Jacob's Favorite Christmas Films: #10. "Krampus" (2015)
Yeah. I'm kind of as surprised as you are that this made the list.
Krampus is an admittedly odd entry on this list. It's arguably one of the most mean-spirited movies about Christmas without devolving entirely into a mockery of the holiday. It's a few steps away from becoming a desecration, a film like the proto-slasher Black Christmas or super schlock like Silent Night, Deadly Night (one day I'll touch on the Silent Night, Deadly Night franchise, but that's going to be a ways out because you wouldn't believe how weird the history of that franchise could be).
So it's almost a Christmas miracle that Krampus dodges that, somehow walking a tightrope between the sincerity of the holidays while still featuring a giant jack-in-the-box clown worm that consumes children among other horrors. It feels like an EC Comic from the 50s brought to vivid life for most of its duration. The only thing its missing is a Crypt Keeper like figure walking out at the end to make a pun about Christmas and telling kids not to lose the Christmas spirit.
If you keep that frame of reference in mind while watching Krampus, pretending that it's a lost Tales From the Crypt episode blown up to mass proportions, you're going to have a great time.
Krampus' first scene is a perfect tone setter, a slow motion montage of Christmas shoppers fighting each other over gifts. It's a long scene, but it's undeniably entertaining to watch. From there, the film decides to essentially remake part of National Lampoon's Christmas Vacation for a bit. A family is hosting a Christmas get together that goes wrong every year. Father figures posture for dominance, alcohol flows freely as a coping mechanism, the mother of the house tries to keep herself from snapping every waking moment, and an elderly grandmother acts distant during the holiday.
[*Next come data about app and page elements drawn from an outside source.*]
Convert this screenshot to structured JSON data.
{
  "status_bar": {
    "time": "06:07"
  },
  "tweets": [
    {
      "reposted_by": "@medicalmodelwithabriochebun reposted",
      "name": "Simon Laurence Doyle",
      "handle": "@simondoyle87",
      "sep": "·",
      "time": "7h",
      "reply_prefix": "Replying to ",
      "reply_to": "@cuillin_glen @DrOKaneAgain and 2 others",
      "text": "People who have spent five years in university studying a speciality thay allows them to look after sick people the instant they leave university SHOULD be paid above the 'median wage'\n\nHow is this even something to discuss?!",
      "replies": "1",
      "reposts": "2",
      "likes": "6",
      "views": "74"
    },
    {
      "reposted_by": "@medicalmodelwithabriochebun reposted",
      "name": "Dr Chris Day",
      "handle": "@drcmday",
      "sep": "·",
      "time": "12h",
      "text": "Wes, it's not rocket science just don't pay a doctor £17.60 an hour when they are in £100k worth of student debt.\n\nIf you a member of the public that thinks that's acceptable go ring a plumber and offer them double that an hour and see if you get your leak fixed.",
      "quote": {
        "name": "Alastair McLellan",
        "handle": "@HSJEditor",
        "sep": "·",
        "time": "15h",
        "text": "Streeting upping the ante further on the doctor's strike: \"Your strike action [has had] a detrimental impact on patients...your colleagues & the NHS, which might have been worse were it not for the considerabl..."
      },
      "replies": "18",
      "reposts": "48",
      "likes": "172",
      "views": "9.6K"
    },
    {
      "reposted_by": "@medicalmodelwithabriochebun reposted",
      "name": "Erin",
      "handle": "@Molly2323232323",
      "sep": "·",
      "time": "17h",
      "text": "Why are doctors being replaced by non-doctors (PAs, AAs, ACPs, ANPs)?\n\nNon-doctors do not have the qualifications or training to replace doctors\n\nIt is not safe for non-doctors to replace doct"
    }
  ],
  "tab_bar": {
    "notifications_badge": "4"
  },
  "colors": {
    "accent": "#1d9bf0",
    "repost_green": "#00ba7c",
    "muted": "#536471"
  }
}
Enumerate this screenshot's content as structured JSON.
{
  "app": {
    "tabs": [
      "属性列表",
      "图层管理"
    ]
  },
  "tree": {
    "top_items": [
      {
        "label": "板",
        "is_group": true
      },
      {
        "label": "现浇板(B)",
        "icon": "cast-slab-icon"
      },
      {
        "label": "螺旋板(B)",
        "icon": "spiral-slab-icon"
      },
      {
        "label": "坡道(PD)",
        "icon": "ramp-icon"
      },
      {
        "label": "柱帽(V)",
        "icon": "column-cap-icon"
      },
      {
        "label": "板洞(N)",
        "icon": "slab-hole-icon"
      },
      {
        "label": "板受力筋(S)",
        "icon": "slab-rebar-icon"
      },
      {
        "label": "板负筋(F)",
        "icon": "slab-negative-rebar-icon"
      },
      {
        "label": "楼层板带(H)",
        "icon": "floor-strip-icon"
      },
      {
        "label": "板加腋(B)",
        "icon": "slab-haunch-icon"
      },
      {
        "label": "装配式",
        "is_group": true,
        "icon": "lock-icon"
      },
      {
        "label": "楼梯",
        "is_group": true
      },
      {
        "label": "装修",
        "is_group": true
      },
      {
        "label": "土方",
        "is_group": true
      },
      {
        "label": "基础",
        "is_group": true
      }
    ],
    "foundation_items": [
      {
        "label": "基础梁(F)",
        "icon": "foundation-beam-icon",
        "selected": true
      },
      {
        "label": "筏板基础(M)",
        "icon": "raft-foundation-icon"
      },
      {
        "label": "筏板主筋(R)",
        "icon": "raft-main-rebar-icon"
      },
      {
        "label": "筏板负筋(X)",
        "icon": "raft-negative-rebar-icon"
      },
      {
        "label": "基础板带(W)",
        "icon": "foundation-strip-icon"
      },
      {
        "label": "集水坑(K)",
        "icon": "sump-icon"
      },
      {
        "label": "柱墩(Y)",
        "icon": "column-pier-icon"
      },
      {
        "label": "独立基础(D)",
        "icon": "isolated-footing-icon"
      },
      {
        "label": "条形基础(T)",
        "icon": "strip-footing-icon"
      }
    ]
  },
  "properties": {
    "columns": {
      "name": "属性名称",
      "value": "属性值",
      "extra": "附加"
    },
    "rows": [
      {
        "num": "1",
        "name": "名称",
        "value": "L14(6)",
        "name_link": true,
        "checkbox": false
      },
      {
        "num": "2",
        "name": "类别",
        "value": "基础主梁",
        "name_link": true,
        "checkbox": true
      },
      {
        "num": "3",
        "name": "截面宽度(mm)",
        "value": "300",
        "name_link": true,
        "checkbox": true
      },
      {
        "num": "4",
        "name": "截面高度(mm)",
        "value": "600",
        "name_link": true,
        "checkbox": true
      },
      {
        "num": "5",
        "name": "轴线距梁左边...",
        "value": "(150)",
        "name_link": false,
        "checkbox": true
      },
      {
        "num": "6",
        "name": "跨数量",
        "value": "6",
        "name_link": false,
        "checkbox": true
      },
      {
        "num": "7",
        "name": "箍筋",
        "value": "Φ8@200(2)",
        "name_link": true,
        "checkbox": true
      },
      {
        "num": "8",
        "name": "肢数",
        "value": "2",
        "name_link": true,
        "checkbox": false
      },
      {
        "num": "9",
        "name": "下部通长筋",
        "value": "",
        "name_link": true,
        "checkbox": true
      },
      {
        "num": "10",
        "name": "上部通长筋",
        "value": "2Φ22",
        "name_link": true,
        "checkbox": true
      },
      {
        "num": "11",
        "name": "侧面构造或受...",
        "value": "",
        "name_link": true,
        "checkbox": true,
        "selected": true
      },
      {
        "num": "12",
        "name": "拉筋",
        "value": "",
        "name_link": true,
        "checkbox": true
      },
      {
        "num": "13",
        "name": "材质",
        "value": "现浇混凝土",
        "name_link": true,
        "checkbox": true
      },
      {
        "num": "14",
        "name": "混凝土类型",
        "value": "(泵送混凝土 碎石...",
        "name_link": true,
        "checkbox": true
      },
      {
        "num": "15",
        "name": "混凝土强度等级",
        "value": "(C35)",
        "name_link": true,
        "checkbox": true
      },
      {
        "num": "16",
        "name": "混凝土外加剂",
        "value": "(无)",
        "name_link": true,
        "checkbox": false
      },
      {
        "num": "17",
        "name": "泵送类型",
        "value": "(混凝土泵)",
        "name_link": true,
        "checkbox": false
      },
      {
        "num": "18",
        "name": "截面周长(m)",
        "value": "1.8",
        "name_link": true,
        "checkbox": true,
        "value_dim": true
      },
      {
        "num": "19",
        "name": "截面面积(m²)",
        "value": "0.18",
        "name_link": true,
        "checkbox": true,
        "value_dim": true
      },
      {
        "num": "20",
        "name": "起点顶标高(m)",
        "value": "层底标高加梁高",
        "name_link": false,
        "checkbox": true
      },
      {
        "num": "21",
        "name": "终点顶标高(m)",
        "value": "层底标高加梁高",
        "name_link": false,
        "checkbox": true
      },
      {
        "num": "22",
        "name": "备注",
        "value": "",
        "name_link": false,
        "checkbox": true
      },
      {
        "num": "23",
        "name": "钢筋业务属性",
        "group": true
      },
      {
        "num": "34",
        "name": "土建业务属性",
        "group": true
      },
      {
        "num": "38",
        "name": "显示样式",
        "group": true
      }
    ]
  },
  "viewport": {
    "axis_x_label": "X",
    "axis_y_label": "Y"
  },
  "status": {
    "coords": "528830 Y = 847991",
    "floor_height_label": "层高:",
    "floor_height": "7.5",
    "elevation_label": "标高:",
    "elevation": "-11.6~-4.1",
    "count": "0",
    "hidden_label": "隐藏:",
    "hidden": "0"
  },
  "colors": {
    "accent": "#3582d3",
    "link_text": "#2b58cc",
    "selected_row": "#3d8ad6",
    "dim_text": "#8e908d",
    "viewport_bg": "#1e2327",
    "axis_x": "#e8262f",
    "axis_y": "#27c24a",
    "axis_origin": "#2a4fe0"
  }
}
The worst confrontation though ends up happening when the kids at the table break into a full out fist fight over a letter to Santa. It's not even that the boy who wrote the letter, Max, believes in Santa. He believes in the spirit of the holiday and being better to one another, but his awful cousins bring the worst out in him. He runs upstairs, tears up the letter, and throws it into the night. The clouds roll in, a freak snowstorm immobilizes the town, and the movie descends into the most ruthless lesson about keeping your holiday spirit that you could possibly imagine.
From this point forward, the movie just straight up starts eliminating characters left and right, with a machine-like efficiency. The titular monster has a lot of gadgets under his sleeve to hunt those without holiday cheer and these gadgets are the film's highlight. Minus some CGI ginger-bread men, most of the film's various monsters are all in-camera animatronics, puppets, and creature suits. They all look fantastic on camera, in particular the Krampus itself, a massive creature lovingly built by the incredible WETA Workshop.
The horror trappings here are a blast, but the way that Krampus leans completely into the literal spirit of the holiday is just fantastic. The aforementioned elderly grandmother tells a story of meeting the Krampus as a child in Germany and the entire flashback is represented as a Rankin-Bass style stop-motion animation. Krampus doesn't just love horror, it loves the holiday's cliches itself, wielding the holiday as a literal weapon against its characters.
The most surprising part of Krampus though is how much fun the characters really are. The film employs comedy actor pros from Adam Scott to Toni Collette to David Koechner. Again, they're all playing archetypes straight from the previously mentioned National Lampoon's Christmas Vacation playbook, but they all admirably commit to playing damn good versions of those archetypes. They come off as walking cliches at first, but the film does just enough to keep you on board with wanting them to stay alive. Or, at least some of them.
What lands Krampus on this list though is its ending. The ending might seem a bit disappointing at first, but it quickly takes enough of a turn to win the audience back. The ending is where the 50s horror comic comparison really stakes its claim.
Krampus is arguably the most cynical film on my list of ten, but it still ultimately fits onto the list. While it does bastardize the holiday just a little bit, it does it with a surprising amount of love for the spirit of the holiday.